While we are on the subject of one-way hash vs encrypted string, does it really matter either way? The main concern with storing user credentials is how to protect the source data, protect the source code (in terms of identifying how the password is hashed/encrypted), and restrict any method of being able to brute force login attempts (for example, locking accounts after X attempts, etc.).
While we are on the subject of one-way hash vs encrypted string, does it really matter either way?
Yes it does matter, because everyone who has access to the data and encryption methods within the company can see logins and passwords.
Just because someone works for a company does not mean that they can be trusted with highly confidential information such as passwords and logins.
Hence why data protection laws exist.
“That which can be asserted without evidence, can be dismissed without evidence.”

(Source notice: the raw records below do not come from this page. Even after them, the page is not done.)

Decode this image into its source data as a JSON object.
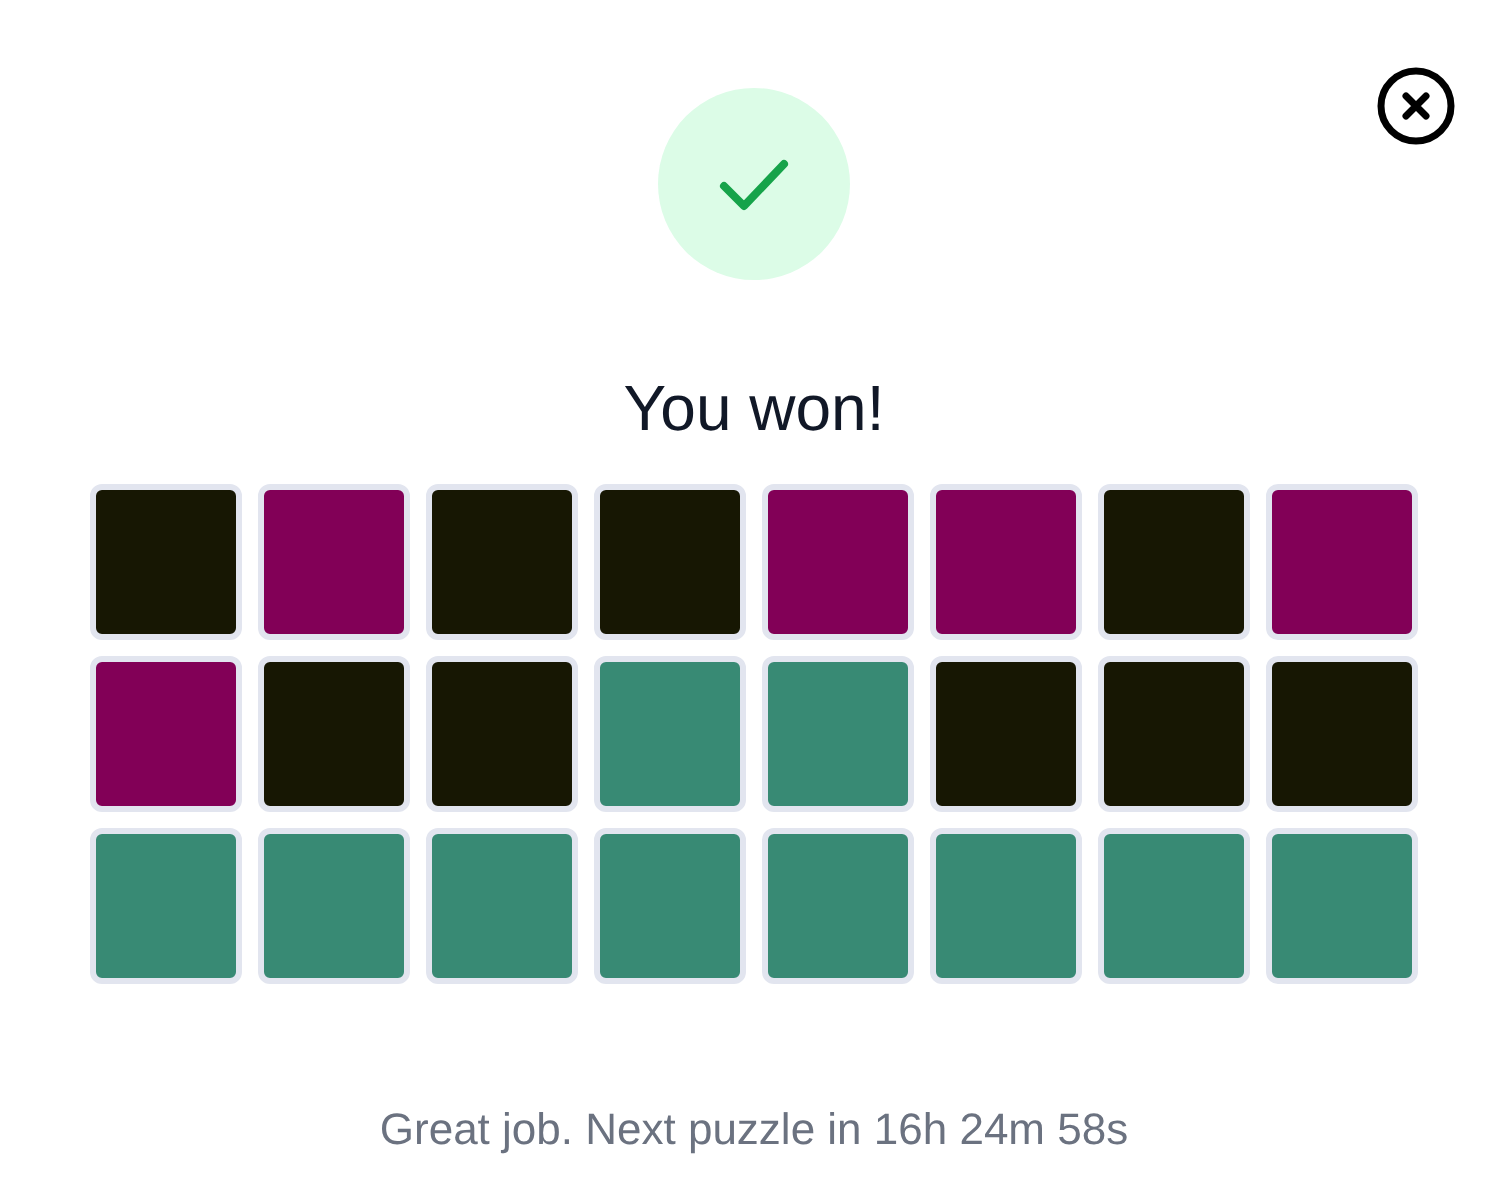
{
  "title": "You won!",
  "grid": [
    [
      {
        "color": "#171703"
      },
      {
        "color": "#820057"
      },
      {
        "color": "#171703"
      },
      {
        "color": "#171703"
      },
      {
        "color": "#820057"
      },
      {
        "color": "#820057"
      },
      {
        "color": "#171703"
      },
      {
        "color": "#820057"
      }
    ],
    [
      {
        "color": "#820057"
      },
      {
        "color": "#171703"
      },
      {
        "color": "#171703"
      },
      {
        "color": "#388a74"
      },
      {
        "color": "#388a74"
      },
      {
        "color": "#171703"
      },
      {
        "color": "#171703"
      },
      {
        "color": "#171703"
      }
    ],
    [
      {
        "color": "#388a74"
      },
      {
        "color": "#388a74"
      },
      {
        "color": "#388a74"
      },
      {
        "color": "#388a74"
      },
      {
        "color": "#388a74"
      },
      {
        "color": "#388a74"
      },
      {
        "color": "#388a74"
      },
      {
        "color": "#388a74"
      }
    ]
  ],
  "message": "Great job. Next puzzle in 16h 24m 58s"
}
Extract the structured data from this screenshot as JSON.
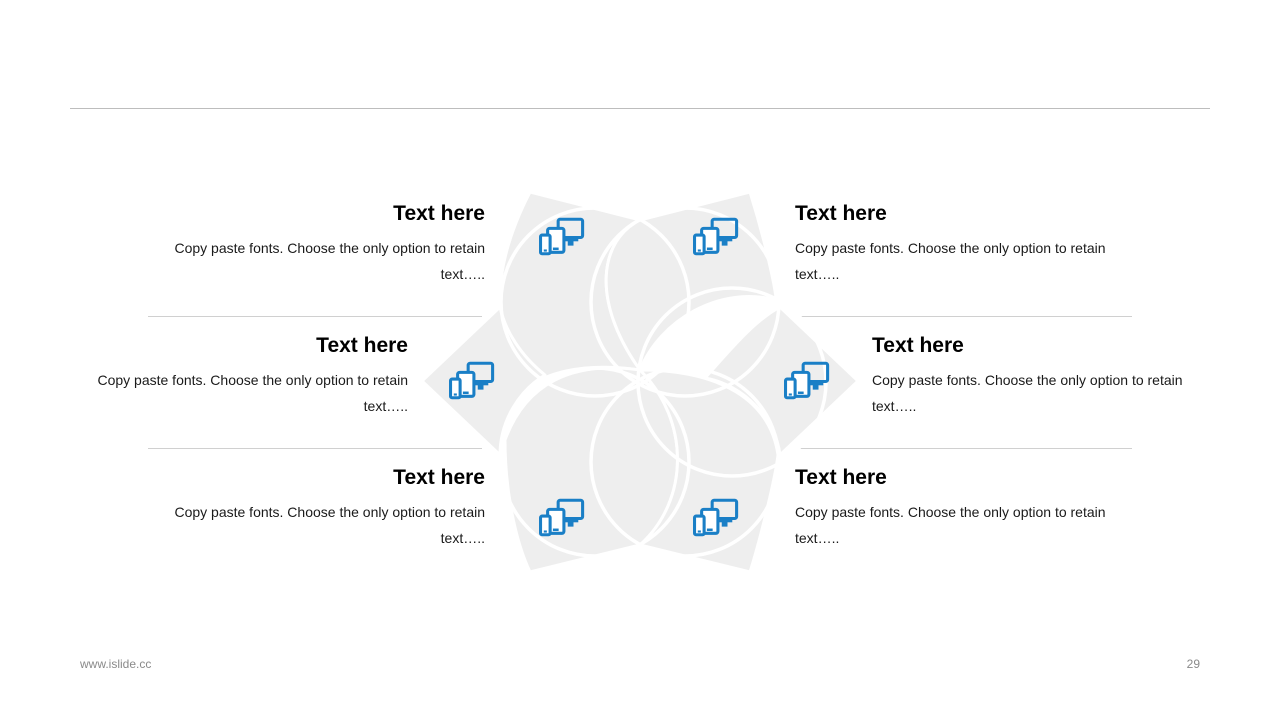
{
  "colors": {
    "accent": "#1a7fc6",
    "petal": "#eeeeee",
    "rule": "#bdbdbd",
    "footer_text": "#8a8a8a"
  },
  "items": [
    {
      "title": "Text here",
      "body": "Copy paste fonts. Choose the only option to retain text…..",
      "icon": "devices-icon"
    },
    {
      "title": "Text here",
      "body": "Copy paste fonts. Choose the only option to retain text…..",
      "icon": "devices-icon"
    },
    {
      "title": "Text here",
      "body": "Copy paste fonts. Choose the only option to retain text…..",
      "icon": "devices-icon"
    },
    {
      "title": "Text here",
      "body": "Copy paste fonts. Choose the only option to retain text…..",
      "icon": "devices-icon"
    },
    {
      "title": "Text here",
      "body": "Copy paste fonts. Choose the only option to retain text…..",
      "icon": "devices-icon"
    },
    {
      "title": "Text here",
      "body": "Copy paste fonts. Choose the only option to retain text…..",
      "icon": "devices-icon"
    }
  ],
  "footer": {
    "url": "www.islide.cc",
    "page_number": "29"
  }
}
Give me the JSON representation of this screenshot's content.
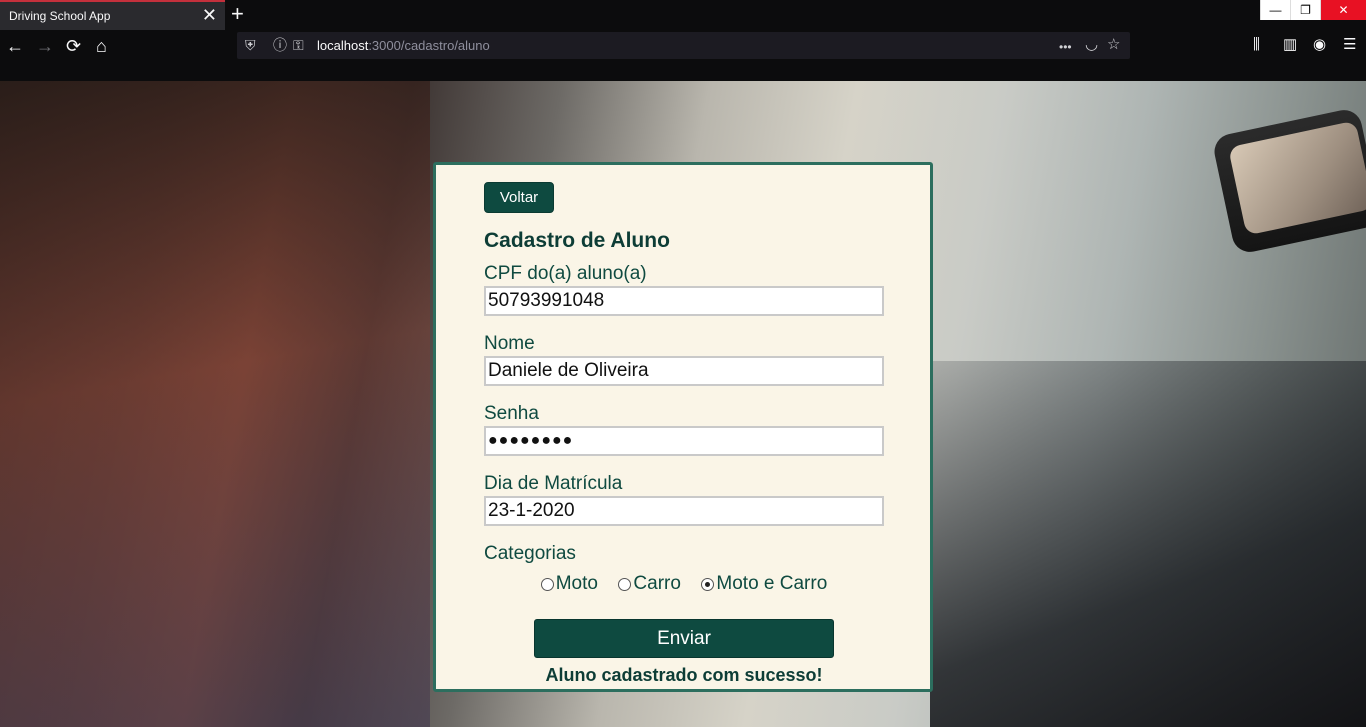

On the other hand, if they've cracked the database and got your hashed/encrypted password, they'll more than likely ignore the password and just access your credit card, bank account, health details etc directly. If the company is lax about passwords, it's pretty unlikely that the rest of the data is encrypted! The only reason password encryption is any more important than any other data is that people tend to re-use passwords, so a hacker of one database can often then access others; or actually impersonate someone else rather than just steal their money / reputation.
The could with a rainbow lookup table if the hashes have not also been salted.
This would require them to have a copy of the database (or at least a direct connection to it).
And if you can get a hold of the application code (even the compiled version) then salting your hashes doesn't much matter. With some effort the hacker could identifier your salt key and process and adjust their "hacking software" to make their rainbow tables work again. Although you should be safe if you are using a password manager as it's likely they will have your password in their list.
Let's just hope this "company X" doesn't have your credit card details stored right next to the plain text password
I emailed the CEO to let him know, let's see if he responds and if he does what his response is.
Or how about this email: "Our system has lost your password, which we store as plain text. Since you must have received a confirmation email at some point with your plain text password, could you please forward it to us and cc: GuyThiebaut, and we will restore your password. Thank you very much."
Another soundtrack, but with (Japanese) lyrics this time.
The Secret Life of Arrietty is a more recent Studio Ghibli movie (2011, so no Miyazaki).
The English version is dubbed by Tom Holland, better known as Spider-Man (but I watch subs, not dubs).
This is probably the first Ghibli I've seen where Joe Hishaishi wasn't the music composer.
However, Cécile Corbel wrote an awesome soundtrack and perhaps it's even my favorite Ghibli soundtrack to date.
It has a bit of a Celtic vibe to it and there are quite a few lyrics that I don't understand.
I watched the movie, got the soundtrack and then played it on repeat